by Steve Karandy (@skarandy)
Are you watching the Oscars® tonight?
From the activity on social media, it sure seems like a lot of people are paying attention. Just try keeping up with the twitter feed on a search for #oscars.
While many view the Academy Awards ceremony each year as a vainglorious display of over-paid, self-obsessed celebrities patting themselves on the back for another fine year by handing out gold-plated men for movies that just play to the status quo (and, quite often, rightfully so), millions of people around the world tune in to the show, which makes it a forum for many points of view. Even more so in the age of social media.
The Academy of Motion Picture Arts and Sciences was created by the major movie studios in order to promote their product. But as the awards ceremony, and the red carpet parade, became the show, artists would use the event as a platform for espousing their cause. Actors rejected their awards in protest of the Academy itself or the treatment of Native Americans. Awards winners and presenters used the spotlight to highlight causes such as the treatment of HIV sufferers or the Chinese occupation in Tibet. But today, people don’t need to appear on the show to get their message to the audience for the awards. They can simply talk about it on social media, and reach the entire world.
#OscarsSoWhite was posted on Twitter by April Reign back in 2015 to highlight the lack of diversity of the artists begin nominated for awards. The hashtag became so prominent online, and created such a wide conversation about the lack of opportunities for people of color in the film industry, that the Academy actually changed how it elects members and how they vote on the awards. There was the hope that this would increase diversity in the Academy itself, which was known for being predominantly old, white, and male, which would then lead to more diversity in nominations. While the numbers have gotten better, there still is a long way to go. But still, the change caused by a single person on Twitter was profound.

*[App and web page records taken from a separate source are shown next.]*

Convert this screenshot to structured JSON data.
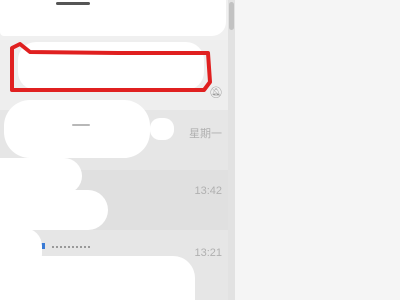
{
  "conversation_list": {
    "items": [
      {
        "time": "星期一"
      },
      {
        "time": "13:42"
      },
      {
        "time": "13:21"
      }
    ]
  },
  "annotation": {
    "color": "#e02020"
  }
}
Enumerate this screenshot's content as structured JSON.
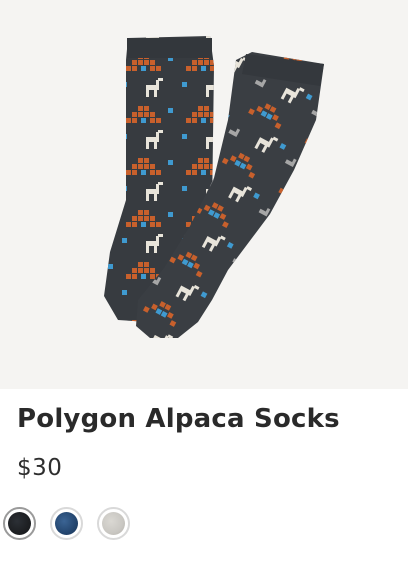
{
  "product": {
    "title": "Polygon Alpaca Socks",
    "price": "$30",
    "image_icon": "alpaca-socks-product-image"
  },
  "swatches": [
    {
      "name": "charcoal-black",
      "color": "#1d1f22",
      "accent": "#3a78b8",
      "selected": true
    },
    {
      "name": "navy-blue",
      "color": "#24466f",
      "accent": "#5f8fc0",
      "selected": false
    },
    {
      "name": "light-grey",
      "color": "#c9c7c2",
      "accent": "#9e9a93",
      "selected": false
    }
  ],
  "colors": {
    "image_background": "#f5f4f2",
    "sock_body": "#373b40",
    "pattern_orange": "#c8602c",
    "pattern_blue": "#3f9ad0",
    "pattern_cream": "#e8e4da",
    "pattern_grey": "#a6a6a6"
  }
}
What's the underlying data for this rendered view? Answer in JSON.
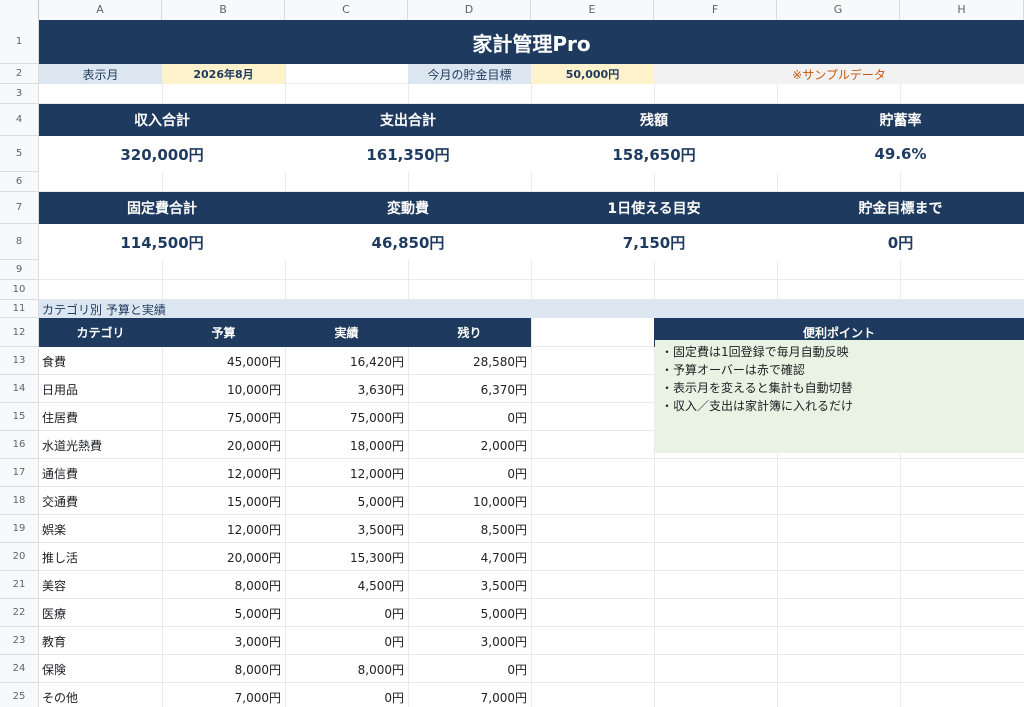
{
  "columns": [
    "A",
    "B",
    "C",
    "D",
    "E",
    "F",
    "G",
    "H"
  ],
  "rows": [
    "1",
    "2",
    "3",
    "4",
    "5",
    "6",
    "7",
    "8",
    "9",
    "10",
    "11",
    "12",
    "13",
    "14",
    "15",
    "16",
    "17",
    "18",
    "19",
    "20",
    "21",
    "22",
    "23",
    "24",
    "25"
  ],
  "title": "家計管理Pro",
  "month_label": "表示月",
  "month_value": "2026年8月",
  "goal_label": "今月の貯金目標",
  "goal_value": "50,000円",
  "sample_note": "※サンプルデータ",
  "kpi_row1": [
    {
      "label": "収入合計",
      "value": "320,000円"
    },
    {
      "label": "支出合計",
      "value": "161,350円"
    },
    {
      "label": "残額",
      "value": "158,650円"
    },
    {
      "label": "貯蓄率",
      "value": "49.6%"
    }
  ],
  "kpi_row2": [
    {
      "label": "固定費合計",
      "value": "114,500円"
    },
    {
      "label": "変動費",
      "value": "46,850円"
    },
    {
      "label": "1日使える目安",
      "value": "7,150円"
    },
    {
      "label": "貯金目標まで",
      "value": "0円"
    }
  ],
  "section_title": "カテゴリ別 予算と実績",
  "table": {
    "headers": [
      "カテゴリ",
      "予算",
      "実績",
      "残り"
    ],
    "rows": [
      [
        "食費",
        "45,000円",
        "16,420円",
        "28,580円"
      ],
      [
        "日用品",
        "10,000円",
        "3,630円",
        "6,370円"
      ],
      [
        "住居費",
        "75,000円",
        "75,000円",
        "0円"
      ],
      [
        "水道光熱費",
        "20,000円",
        "18,000円",
        "2,000円"
      ],
      [
        "通信費",
        "12,000円",
        "12,000円",
        "0円"
      ],
      [
        "交通費",
        "15,000円",
        "5,000円",
        "10,000円"
      ],
      [
        "娯楽",
        "12,000円",
        "3,500円",
        "8,500円"
      ],
      [
        "推し活",
        "20,000円",
        "15,300円",
        "4,700円"
      ],
      [
        "美容",
        "8,000円",
        "4,500円",
        "3,500円"
      ],
      [
        "医療",
        "5,000円",
        "0円",
        "5,000円"
      ],
      [
        "教育",
        "3,000円",
        "0円",
        "3,000円"
      ],
      [
        "保険",
        "8,000円",
        "8,000円",
        "0円"
      ],
      [
        "その他",
        "7,000円",
        "0円",
        "7,000円"
      ]
    ]
  },
  "tips_title": "便利ポイント",
  "tips": [
    "・固定費は1回登録で毎月自動反映",
    "・予算オーバーは赤で確認",
    "・表示月を変えると集計も自動切替",
    "・収入／支出は家計簿に入れるだけ"
  ],
  "colors": {
    "navy": "#1f3a5f",
    "label_blue": "#dce6f0",
    "value_yellow": "#fdf2cc",
    "note_orange": "#c55a11",
    "tips_green": "#e9f3e3"
  }
}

When Harvey Weinstein, a powerful movie producer, was finally publicly accused of being a sexual predator (it was one of Hollywood’s worst kept “secrets“), actress Alyssa Milano encouraged fellow victims of harassment and assault to tweet #MeToo. If tweets made noise, the resulting chorus of #MeToo’s would have been deafening. The conversation spread all across social media, and lead to the creation of Time’s Up. Again, a single voice on social media lead to (hopefully) a revolution in how people are treated in the workplace.

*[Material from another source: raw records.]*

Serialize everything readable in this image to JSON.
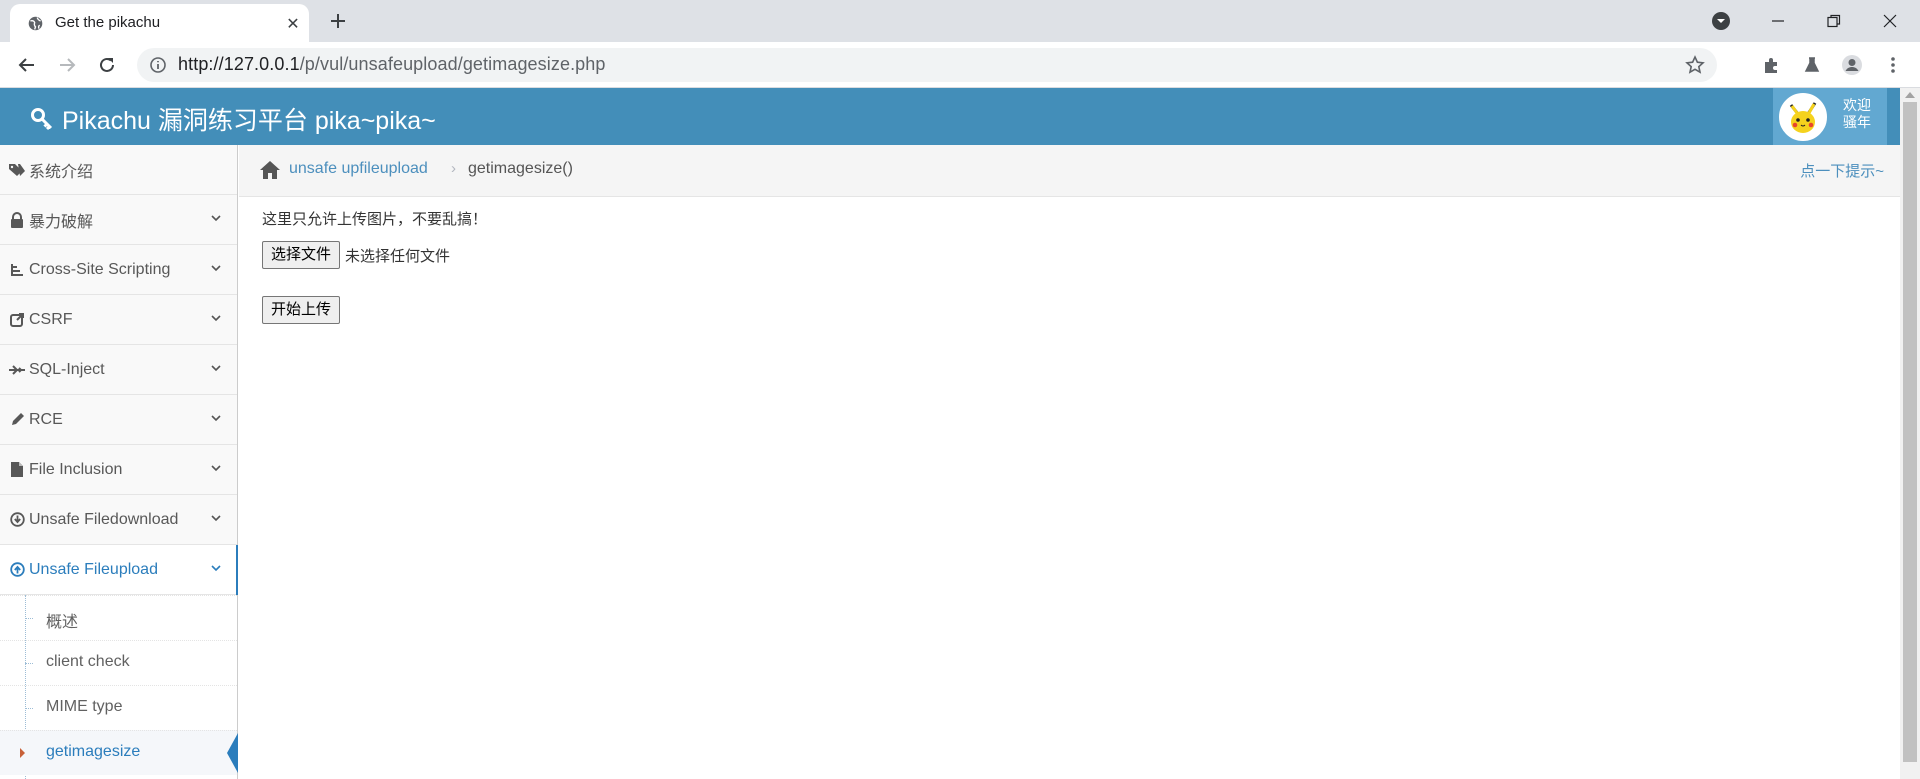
{
  "browser": {
    "tab_title": "Get the pikachu",
    "url_host": "http://127.0.0.1",
    "url_path": "/p/vul/unsafeupload/getimagesize.php"
  },
  "header": {
    "brand": "Pikachu 漏洞练习平台 pika~pika~",
    "user_line1": "欢迎",
    "user_line2": "骚年",
    "bg_color": "#438eb9"
  },
  "sidebar": {
    "items": [
      {
        "label": "系统介绍",
        "icon": "tags-icon"
      },
      {
        "label": "暴力破解",
        "icon": "lock-icon"
      },
      {
        "label": "Cross-Site Scripting",
        "icon": "sitemap-icon"
      },
      {
        "label": "CSRF",
        "icon": "share-square-icon"
      },
      {
        "label": "SQL-Inject",
        "icon": "fighter-jet-icon"
      },
      {
        "label": "RCE",
        "icon": "pencil-icon"
      },
      {
        "label": "File Inclusion",
        "icon": "file-icon"
      },
      {
        "label": "Unsafe Filedownload",
        "icon": "download-circle-icon"
      },
      {
        "label": "Unsafe Fileupload",
        "icon": "upload-circle-icon"
      }
    ],
    "submenu": [
      {
        "label": "概述"
      },
      {
        "label": "client check"
      },
      {
        "label": "MIME type"
      },
      {
        "label": "getimagesize"
      }
    ]
  },
  "breadcrumb": {
    "parent": "unsafe upfileupload",
    "separator": "›",
    "current": "getimagesize()",
    "hint": "点一下提示~"
  },
  "content": {
    "notice": "这里只允许上传图片，不要乱搞！",
    "choose_file_label": "选择文件",
    "file_status": "未选择任何文件",
    "upload_label": "开始上传"
  }
}
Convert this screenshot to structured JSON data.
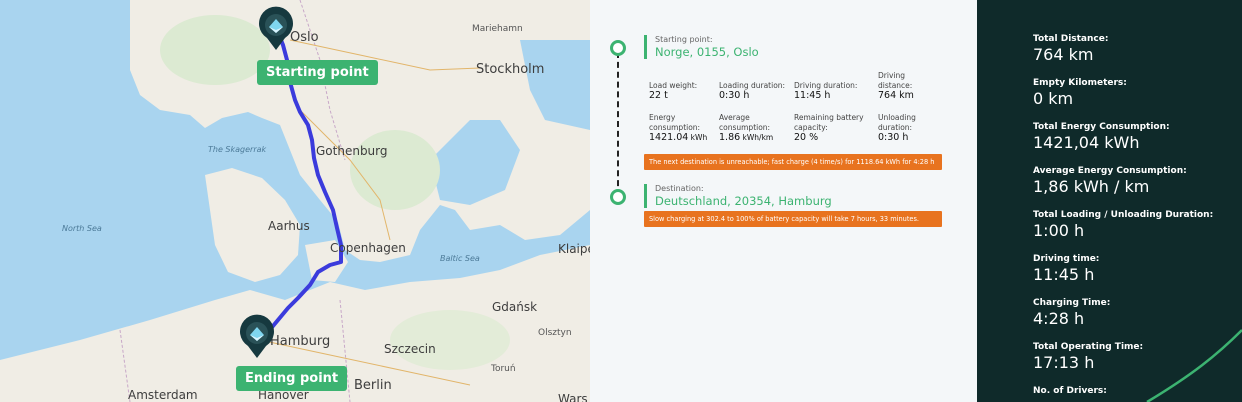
{
  "map": {
    "labels": {
      "oslo": "Oslo",
      "marieholm": "Mariehamn",
      "stockholm": "Stockholm",
      "skagerrak": "The Skagerrak",
      "gothenburg": "Gothenburg",
      "north_sea": "North Sea",
      "aarhus": "Aarhus",
      "copenhagen": "Copenhagen",
      "baltic_sea": "Baltic Sea",
      "klaipeda": "Klaipe",
      "gdansk": "Gdańsk",
      "olsztyn": "Olsztyn",
      "hamburg": "Hamburg",
      "szczecin": "Szczecin",
      "torun": "Toruń",
      "amsterdam": "Amsterdam",
      "hanover": "Hanover",
      "berlin": "Berlin",
      "warsaw": "Wars"
    },
    "start_tag": "Starting point",
    "end_tag": "Ending point",
    "route_color": "#3b3bdc",
    "pin_color": "#16393f"
  },
  "route": {
    "start_caption": "Starting point:",
    "start_value": "Norge, 0155, Oslo",
    "stats": [
      {
        "caption": "Load weight:",
        "value": "22 t",
        "unit": ""
      },
      {
        "caption": "Loading duration:",
        "value": "0:30 h",
        "unit": ""
      },
      {
        "caption": "Driving duration:",
        "value": "11:45 h",
        "unit": ""
      },
      {
        "caption": "Driving distance:",
        "value": "764 km",
        "unit": ""
      },
      {
        "caption": "Energy consumption:",
        "value": "1421.04",
        "unit": " kWh"
      },
      {
        "caption": "Average consumption:",
        "value": "1.86",
        "unit": " kWh/km"
      },
      {
        "caption": "Remaining battery capacity:",
        "value": "20 %",
        "unit": ""
      },
      {
        "caption": "Unloading duration:",
        "value": "0:30 h",
        "unit": ""
      }
    ],
    "alert1": "The next destination is unreachable; fast charge (4 time/s) for 1118.64 kWh for 4:28 h",
    "dest_caption": "Destination:",
    "dest_value": "Deutschland, 20354, Hamburg",
    "alert2": "Slow charging at 302.4 to 100% of battery capacity will take 7 hours, 33 minutes.",
    "accent": "#3cb371",
    "alert_color": "#e8731f"
  },
  "summary": {
    "items": [
      {
        "label": "Total Distance:",
        "value": "764 km"
      },
      {
        "label": "Empty Kilometers:",
        "value": "0 km"
      },
      {
        "label": "Total Energy Consumption:",
        "value": "1421,04 kWh"
      },
      {
        "label": "Average Energy Consumption:",
        "value": "1,86 kWh / km"
      },
      {
        "label": "Total Loading / Unloading Duration:",
        "value": "1:00 h"
      },
      {
        "label": "Driving time:",
        "value": "11:45 h"
      },
      {
        "label": "Charging Time:",
        "value": "4:28 h"
      },
      {
        "label": "Total Operating Time:",
        "value": "17:13 h"
      },
      {
        "label": "No. of Drivers:",
        "value": ""
      }
    ],
    "background": "#0f2a2a"
  }
}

But it’s not all inspirational conversation surrounding the awards. Various people on social media use the platform to excoriate the Academy, and the whole of “liberal” media, about issues as varied as gun control, men’s rights, and the perceived(?) persecution of the President:
The Oscars.® You may not be watching it, but people sure are talking about it.